In today’s low interest rate environment, yield-hungry investors might want to invest in financially strong blue chip companies that offer the potential for stable and solid dividends. I filtered the 200 largest U.S. stocks (by market cap), and below are 20 highest dividend yield companies (sort by yield %).

Company
Ticker
P/E
Yield
Debt/Cash Flow
Reynolds American Inc.
16
7.4%
2.3
Altria Group Inc.
12
7.4%
3.4
Progress Energy Inc.
PGN
14
6.3%
13.6
Duke Energy Corporation
17
6.2%
6.0
AT&T, Inc.
13
6.2%
2.1
Consolidated Edison Inc.
16
5.9%
14.7
Lilly & Co.
5.9%
1.4
Verizon Communications Inc.
14
5.9%
2.3
Southern Company
15
5.6%
7.7
Bristol-Myers Squibb Co.
8
5.6%
2.1
Lorillard, Inc.
13
5.5%
0.9
Spectra Energy Corp.
13
5.3%
5.9
Dominion Resources, Inc.
12
5.2%
4.4
American Electric Power Co.
11
5.2%
7.7
EI DuPont de Nemours & Co.
44
5.1%
2.9
FirstEnergy Corp.
10
4.9%
4.9
PPL Corporation
15
4.7%
6.9
Merck & Co. Inc.
11
4.7%
2.6
Philip Morris International, Inc.
14
4.7%
1.9
HJ Heinz Co.
13
4.4%
4.1

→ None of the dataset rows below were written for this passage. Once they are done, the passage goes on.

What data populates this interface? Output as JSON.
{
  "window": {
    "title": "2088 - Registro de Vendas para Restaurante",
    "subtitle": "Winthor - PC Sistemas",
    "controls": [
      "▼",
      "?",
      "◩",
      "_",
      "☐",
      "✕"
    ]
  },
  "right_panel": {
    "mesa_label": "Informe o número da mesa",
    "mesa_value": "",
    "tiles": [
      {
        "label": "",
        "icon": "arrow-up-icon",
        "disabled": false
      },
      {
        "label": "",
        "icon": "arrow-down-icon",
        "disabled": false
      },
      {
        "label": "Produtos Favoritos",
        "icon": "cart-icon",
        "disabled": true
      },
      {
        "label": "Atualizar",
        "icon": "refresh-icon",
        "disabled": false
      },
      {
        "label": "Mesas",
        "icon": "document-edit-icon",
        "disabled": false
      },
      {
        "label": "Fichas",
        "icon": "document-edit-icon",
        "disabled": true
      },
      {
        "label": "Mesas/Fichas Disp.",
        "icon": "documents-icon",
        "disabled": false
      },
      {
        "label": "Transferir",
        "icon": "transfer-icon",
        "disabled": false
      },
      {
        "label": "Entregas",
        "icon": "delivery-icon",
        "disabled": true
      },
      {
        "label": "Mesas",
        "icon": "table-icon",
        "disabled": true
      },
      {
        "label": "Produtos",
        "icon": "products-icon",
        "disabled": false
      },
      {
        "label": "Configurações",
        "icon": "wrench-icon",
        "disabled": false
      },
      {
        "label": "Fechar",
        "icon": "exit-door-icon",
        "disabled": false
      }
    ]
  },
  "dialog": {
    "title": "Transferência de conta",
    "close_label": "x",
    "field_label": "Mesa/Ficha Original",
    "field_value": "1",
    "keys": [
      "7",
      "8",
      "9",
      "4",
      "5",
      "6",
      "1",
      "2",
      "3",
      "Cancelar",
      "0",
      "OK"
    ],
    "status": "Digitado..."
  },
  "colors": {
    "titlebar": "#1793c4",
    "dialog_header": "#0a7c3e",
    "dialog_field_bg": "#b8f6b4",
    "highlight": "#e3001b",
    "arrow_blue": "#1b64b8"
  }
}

Out of 20, 9 of them are utilities. Even though some utilities companies could be benefiting from the record low natural gas price, investors might be uncomfortable about their heavy debt.

Four of them are tobacco companies. Tobacco, specifically international tobacco, is proving to be exceptionally resilient to recession. However, not all of them are created equal. For example, Reynolds American and Altria Group Inc’s payout ratios are more than 100%. The best seems to be Lorillard, Inc. Its debt to operation cash flow ratio is 0.9. In other words, in theory it could pay off all its debt within 1 year. No wonder LO’s price is near its 2–year-high.

Three of them are pharmaceutical and 2 are tech related. Mary Buffett and David Clark point out in their new book Warren Buffett And The Interpretation of Financial Statements, what seems like a long-term competitive advantage is often an advantage bestowed upon the company by a patent or some technological advancement. If the competitive advantage is created by a patent, as with the pharmaceutical companies, at some point in time that patent will expire and the company’s competitive advantage will disappear. If the competitive advantage is the result of some technological advancement, there is always the threat that newer technology will replace it. Today’s competitive advance may end up becoming tomorrow’s obsolescence. I would rather own them through tech and pharmaceutical ETFs, instead of cherry picking potential winners.

As always, if you like ETFs, the following are the top 10 dividend ETFs (by net assets):

#
Fund Name
Ticker
1
iShares Dow Jones Select Dividend Index
2
Vanguard Dividend Appreciation ETF
3
SPDR S&P Dividend
4
WisdomTree LargeCap Dividend
5
Vanguard High Dividend Yield Indx ETF
6
WisdomTree International SmallCap Div
7
PowerShares Intl Dividend Achievers
8
WisdomTree Europe Total Dividend
DEB
9
WisdomTree Dividend ex-Financials
10
WisdomTree International Div ex-Fincls

Disclosure: I have a long position on PM.

Source: 30 High Dividend Stocks and ETFs